MICHAEL HESELTINE, President of the Board of Trade and one of the few political heavyweights of John Major's increasingly battered administration, suffered a heart attack during a weekend break with his wife, Anne, in Venice early yesterday.

His condition was reported last night to be 'not grave'. Giorgio Caturelli, chief cardiologist at Venice's main hospital, said Mr Heseltine was 'awake, lucid, aware of where he is, and able to chat pleasantly'.

Lord McAlpine, the former Tory party treasurer who lives in Venice, told Channel Four News last night that he had met his old friend over the weekend - but insisted they had not discussed Asil Nadir. He said: 'Why should we discuss Mr Nadir; go to a beautiful place like Venice and discuss a sleazy fellow like Mr Nadir?'

However, the Conservative crisis over party funding and the growing threat posed to the ministerial career of Michael Mates - Mr Heseltine's campaign manager during the 1990 leadership contest - is bound to have caused deep concern to Mr Heseltine.

Colleagues were stunned by the news.

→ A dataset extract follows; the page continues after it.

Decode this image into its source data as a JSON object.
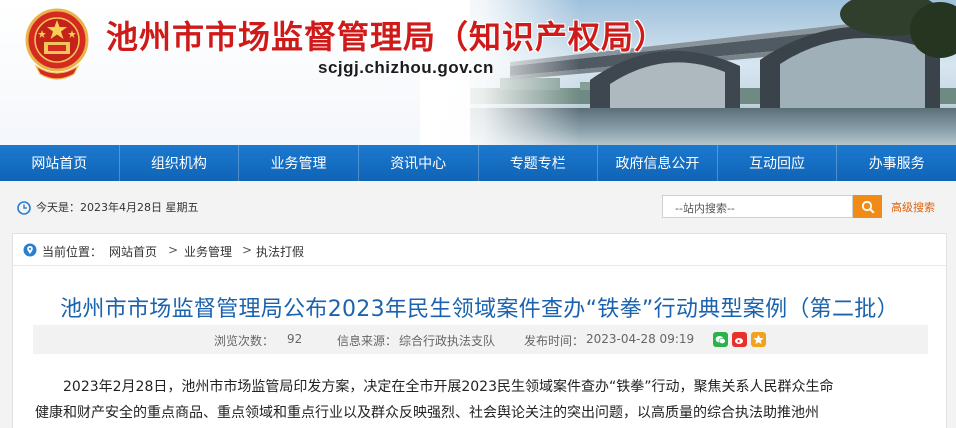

The Prime Minister said in Copenhagen, where he was attending the EC summit: 'All jobs are stressful, but Michael is very tough, very fit and I am sure he will soon be back.'

Mr Major told Sky News: 'I have sent Michael a message. I hope he will soon be well and will soon be back at work.' Mr Heseltine, 60, also received a message from John Smith, who suffered a heart attack when he was shadow Chancellor in 1988.

While Mr Smith was back at work three months later, and was elected Labour leader last year, any residual and slender chance of Mr Heseltine becoming Tory leader will have been dashed by the new-found doubt over his health.

However, Mr Heseltine's more pressing hope will be that he can return to the Department of Trade and Industry, where he wants to generate a coherent approach to industrial policy. He is understood to have told Mr Major that he wants to stay in his post until the next election.

Mr Heseltine was due to have wound up tonight's Commons debate on Nadir's funding of the Tory party. His absence could provide the first illustration of the hole left on the government frontbench.